■ **Activity**
Would you set down the data that follows, word for word, without any pictures?

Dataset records
****
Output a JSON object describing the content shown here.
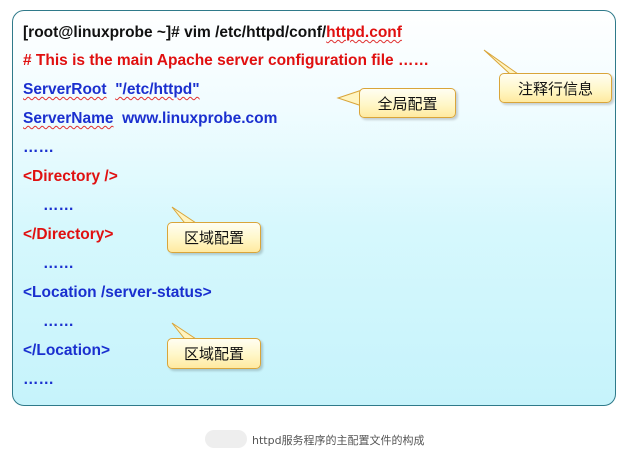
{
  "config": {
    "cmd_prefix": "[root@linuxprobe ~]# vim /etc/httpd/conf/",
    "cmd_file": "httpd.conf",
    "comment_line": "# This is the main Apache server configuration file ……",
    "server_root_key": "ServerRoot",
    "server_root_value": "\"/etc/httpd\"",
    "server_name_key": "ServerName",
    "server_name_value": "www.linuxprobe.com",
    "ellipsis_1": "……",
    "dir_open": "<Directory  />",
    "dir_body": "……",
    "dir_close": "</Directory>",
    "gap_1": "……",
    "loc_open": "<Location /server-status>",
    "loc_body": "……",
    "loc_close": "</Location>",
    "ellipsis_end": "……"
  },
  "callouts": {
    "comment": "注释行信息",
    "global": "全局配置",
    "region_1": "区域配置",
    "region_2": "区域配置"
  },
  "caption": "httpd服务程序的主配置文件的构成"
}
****
■ **Task result**
Output a JSON object describing the content shown here.
{
  "config": {
    "cmd_prefix": "[root@linuxprobe ~]# vim /etc/httpd/conf/",
    "cmd_file": "httpd.conf",
    "comment_line": "# This is the main Apache server configuration file ……",
    "server_root_key": "ServerRoot",
    "server_root_value": "\"/etc/httpd\"",
    "server_name_key": "ServerName",
    "server_name_value": "www.linuxprobe.com",
    "ellipsis_1": "……",
    "dir_open": "<Directory  />",
    "dir_body": "……",
    "dir_close": "</Directory>",
    "gap_1": "……",
    "loc_open": "<Location /server-status>",
    "loc_body": "……",
    "loc_close": "</Location>",
    "ellipsis_end": "……"
  },
  "callouts": {
    "comment": "注释行信息",
    "global": "全局配置",
    "region_1": "区域配置",
    "region_2": "区域配置"
  },
  "caption": "httpd服务程序的主配置文件的构成"
}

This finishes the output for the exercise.